KAUST researchers report bandwidth boost for VLC system

Spectrum abstract on black background

A visible light communication (VLC) system recently developed in Saudi Arabia claims to smash bandwidth records, with a data transmission rate of 2 Gbit/s. The findings, by a team from the King Abdullah University of Science and Technology, was recently published in the journal ACS Photonics. It uses a colour converter based on phosphors combined with nanocrystals of perovskite.

Many consider the use of light waves (VLC) a credible alternative to data transmission via the increasingly congested radio spectrum.

 The method works by rapidly flashing lights that are imperceptible to the human eye but able to transmit a binary code. The transmission is potentially faster and more secure than using radio waves. 

However, the method has been plagued by limited bandwidths, an issue the KAUST team claim to combat with the design of its colour convertor. In the research published in ACS Photonics a bandwidth 40 times greater than that available through commercial converters was recorded.

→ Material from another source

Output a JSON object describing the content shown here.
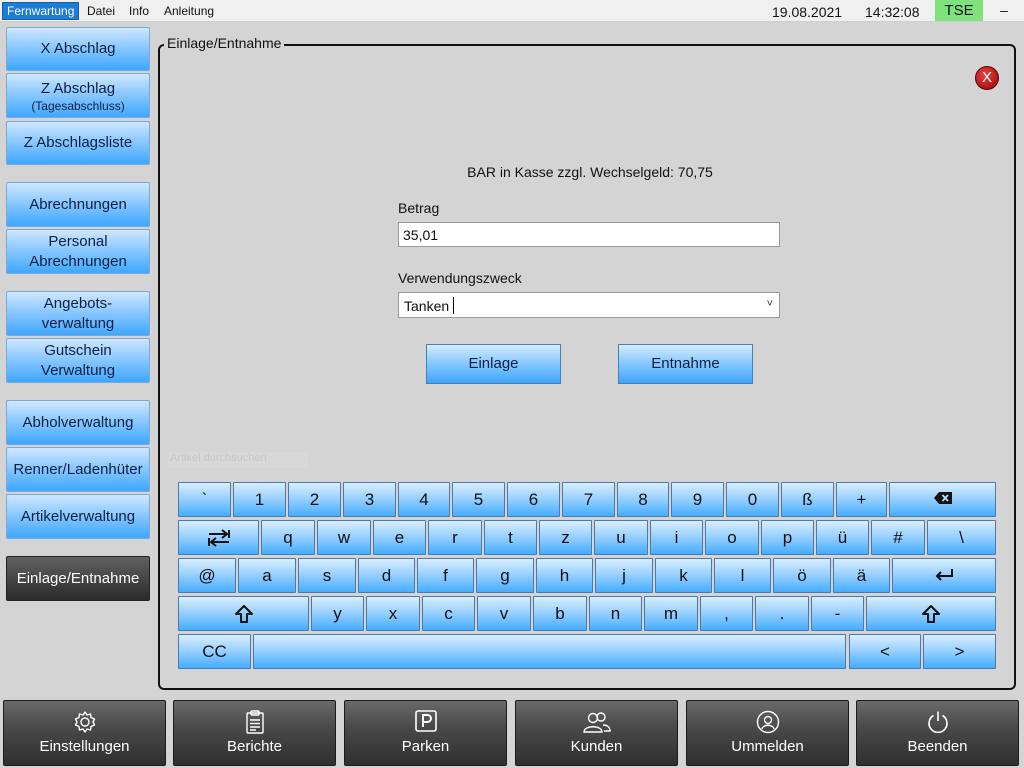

Benefits were noted too in the appearance of the light products, which was described as “pleasant” and “natural-looking” and could be used as an indoor light source or optical display.

ACS Photonics Abstract